**Exercise materials:**
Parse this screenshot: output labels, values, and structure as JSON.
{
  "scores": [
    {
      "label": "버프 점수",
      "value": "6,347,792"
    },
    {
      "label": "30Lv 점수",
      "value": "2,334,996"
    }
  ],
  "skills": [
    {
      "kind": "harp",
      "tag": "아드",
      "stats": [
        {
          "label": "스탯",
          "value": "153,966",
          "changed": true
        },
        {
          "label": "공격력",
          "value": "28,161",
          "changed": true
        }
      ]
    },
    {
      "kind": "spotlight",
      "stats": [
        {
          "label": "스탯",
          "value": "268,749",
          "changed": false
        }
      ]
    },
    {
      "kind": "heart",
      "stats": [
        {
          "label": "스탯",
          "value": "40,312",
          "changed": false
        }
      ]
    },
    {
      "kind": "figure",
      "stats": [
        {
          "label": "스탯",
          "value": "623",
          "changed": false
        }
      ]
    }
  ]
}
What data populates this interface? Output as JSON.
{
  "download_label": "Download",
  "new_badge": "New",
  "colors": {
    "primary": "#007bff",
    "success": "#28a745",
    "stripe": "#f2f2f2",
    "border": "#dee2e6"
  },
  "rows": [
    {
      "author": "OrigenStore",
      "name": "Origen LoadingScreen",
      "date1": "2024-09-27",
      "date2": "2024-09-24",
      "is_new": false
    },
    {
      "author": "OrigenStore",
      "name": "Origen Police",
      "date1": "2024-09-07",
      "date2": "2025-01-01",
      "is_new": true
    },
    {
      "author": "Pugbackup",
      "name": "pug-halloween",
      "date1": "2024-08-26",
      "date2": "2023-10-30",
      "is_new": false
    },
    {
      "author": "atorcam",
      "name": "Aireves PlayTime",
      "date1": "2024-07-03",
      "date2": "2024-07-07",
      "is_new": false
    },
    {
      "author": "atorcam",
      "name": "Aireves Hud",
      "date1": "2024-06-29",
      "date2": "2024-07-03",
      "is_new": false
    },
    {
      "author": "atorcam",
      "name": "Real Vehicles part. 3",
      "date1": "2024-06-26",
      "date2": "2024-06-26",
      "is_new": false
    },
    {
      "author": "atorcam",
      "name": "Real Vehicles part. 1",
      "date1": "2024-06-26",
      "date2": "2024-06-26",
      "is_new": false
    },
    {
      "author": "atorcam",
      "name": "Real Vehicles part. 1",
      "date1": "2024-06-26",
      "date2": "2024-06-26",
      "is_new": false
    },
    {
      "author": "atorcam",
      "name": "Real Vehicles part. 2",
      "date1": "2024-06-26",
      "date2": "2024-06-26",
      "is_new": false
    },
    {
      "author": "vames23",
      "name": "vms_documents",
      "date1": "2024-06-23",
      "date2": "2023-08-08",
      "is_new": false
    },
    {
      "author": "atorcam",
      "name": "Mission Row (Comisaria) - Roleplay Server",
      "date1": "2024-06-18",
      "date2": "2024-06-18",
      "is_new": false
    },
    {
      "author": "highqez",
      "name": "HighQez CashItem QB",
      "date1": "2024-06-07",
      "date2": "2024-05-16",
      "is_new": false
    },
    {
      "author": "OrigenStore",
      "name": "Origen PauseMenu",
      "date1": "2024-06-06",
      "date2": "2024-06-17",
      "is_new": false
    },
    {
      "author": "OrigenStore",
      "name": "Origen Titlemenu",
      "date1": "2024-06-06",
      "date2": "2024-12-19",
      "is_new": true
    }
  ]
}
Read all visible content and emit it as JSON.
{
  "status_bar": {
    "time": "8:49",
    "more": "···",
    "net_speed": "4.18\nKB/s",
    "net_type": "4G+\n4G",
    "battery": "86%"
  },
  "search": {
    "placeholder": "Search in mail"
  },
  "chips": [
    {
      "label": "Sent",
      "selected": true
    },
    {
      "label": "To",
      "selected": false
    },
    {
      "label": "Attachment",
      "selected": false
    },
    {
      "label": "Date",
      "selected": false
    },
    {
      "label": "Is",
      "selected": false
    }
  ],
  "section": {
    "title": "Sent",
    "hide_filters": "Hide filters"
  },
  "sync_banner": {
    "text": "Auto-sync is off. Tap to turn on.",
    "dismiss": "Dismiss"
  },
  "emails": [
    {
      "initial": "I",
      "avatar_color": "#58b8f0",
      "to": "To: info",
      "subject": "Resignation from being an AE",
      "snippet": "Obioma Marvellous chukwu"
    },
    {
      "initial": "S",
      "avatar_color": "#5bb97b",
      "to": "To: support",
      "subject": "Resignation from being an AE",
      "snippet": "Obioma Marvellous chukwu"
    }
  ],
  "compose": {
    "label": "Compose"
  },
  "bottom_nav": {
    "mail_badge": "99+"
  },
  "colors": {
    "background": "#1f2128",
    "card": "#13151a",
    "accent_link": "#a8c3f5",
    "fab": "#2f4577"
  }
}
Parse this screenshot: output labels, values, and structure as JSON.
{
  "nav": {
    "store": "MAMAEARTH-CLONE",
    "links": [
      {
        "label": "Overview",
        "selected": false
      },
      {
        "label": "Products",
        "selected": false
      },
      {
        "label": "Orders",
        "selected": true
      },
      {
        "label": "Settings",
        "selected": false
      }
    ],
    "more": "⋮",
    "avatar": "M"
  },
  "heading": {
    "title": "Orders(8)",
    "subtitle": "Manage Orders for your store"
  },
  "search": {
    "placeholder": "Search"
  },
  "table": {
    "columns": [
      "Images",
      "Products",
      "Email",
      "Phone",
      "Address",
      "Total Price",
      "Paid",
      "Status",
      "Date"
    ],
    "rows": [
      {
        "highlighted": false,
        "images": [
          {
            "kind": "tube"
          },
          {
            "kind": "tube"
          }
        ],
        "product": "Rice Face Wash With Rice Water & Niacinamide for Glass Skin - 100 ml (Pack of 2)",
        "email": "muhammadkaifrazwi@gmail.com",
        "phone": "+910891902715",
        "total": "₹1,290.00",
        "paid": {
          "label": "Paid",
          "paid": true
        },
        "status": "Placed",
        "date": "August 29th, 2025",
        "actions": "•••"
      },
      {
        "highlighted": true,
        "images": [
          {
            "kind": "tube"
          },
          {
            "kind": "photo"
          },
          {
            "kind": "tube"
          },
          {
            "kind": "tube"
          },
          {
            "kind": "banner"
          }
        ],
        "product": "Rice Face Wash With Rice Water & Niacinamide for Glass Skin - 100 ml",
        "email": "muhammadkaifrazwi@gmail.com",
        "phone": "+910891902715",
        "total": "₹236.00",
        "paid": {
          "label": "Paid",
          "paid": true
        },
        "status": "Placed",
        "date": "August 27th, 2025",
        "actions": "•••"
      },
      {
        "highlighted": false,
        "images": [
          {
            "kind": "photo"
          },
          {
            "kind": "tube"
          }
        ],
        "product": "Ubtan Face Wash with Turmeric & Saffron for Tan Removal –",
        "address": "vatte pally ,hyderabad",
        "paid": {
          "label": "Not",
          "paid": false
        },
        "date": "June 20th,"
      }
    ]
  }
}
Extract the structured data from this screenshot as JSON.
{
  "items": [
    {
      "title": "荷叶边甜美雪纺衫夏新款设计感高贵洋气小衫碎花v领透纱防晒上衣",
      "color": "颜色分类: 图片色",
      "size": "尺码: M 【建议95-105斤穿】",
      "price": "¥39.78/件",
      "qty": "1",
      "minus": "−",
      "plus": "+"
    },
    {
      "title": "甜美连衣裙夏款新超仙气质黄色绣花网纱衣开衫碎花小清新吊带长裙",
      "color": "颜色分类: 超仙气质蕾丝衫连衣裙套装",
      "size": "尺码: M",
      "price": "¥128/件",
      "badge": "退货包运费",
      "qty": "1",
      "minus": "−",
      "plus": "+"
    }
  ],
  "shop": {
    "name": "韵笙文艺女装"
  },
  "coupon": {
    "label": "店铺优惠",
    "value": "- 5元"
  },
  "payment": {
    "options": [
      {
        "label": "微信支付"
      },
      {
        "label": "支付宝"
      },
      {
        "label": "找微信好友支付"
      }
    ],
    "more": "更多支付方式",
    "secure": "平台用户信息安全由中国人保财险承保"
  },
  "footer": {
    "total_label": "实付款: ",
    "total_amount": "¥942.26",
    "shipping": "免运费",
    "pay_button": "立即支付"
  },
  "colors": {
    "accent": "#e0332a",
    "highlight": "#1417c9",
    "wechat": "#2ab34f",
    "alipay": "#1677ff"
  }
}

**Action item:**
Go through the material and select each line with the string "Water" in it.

**Written solution:**
        "product": "Rice Face Wash With Rice Water & Niacinamide for Glass Skin - 100 ml (Pack of 2)",
        "product": "Rice Face Wash With Rice Water & Niacinamide for Glass Skin - 100 ml",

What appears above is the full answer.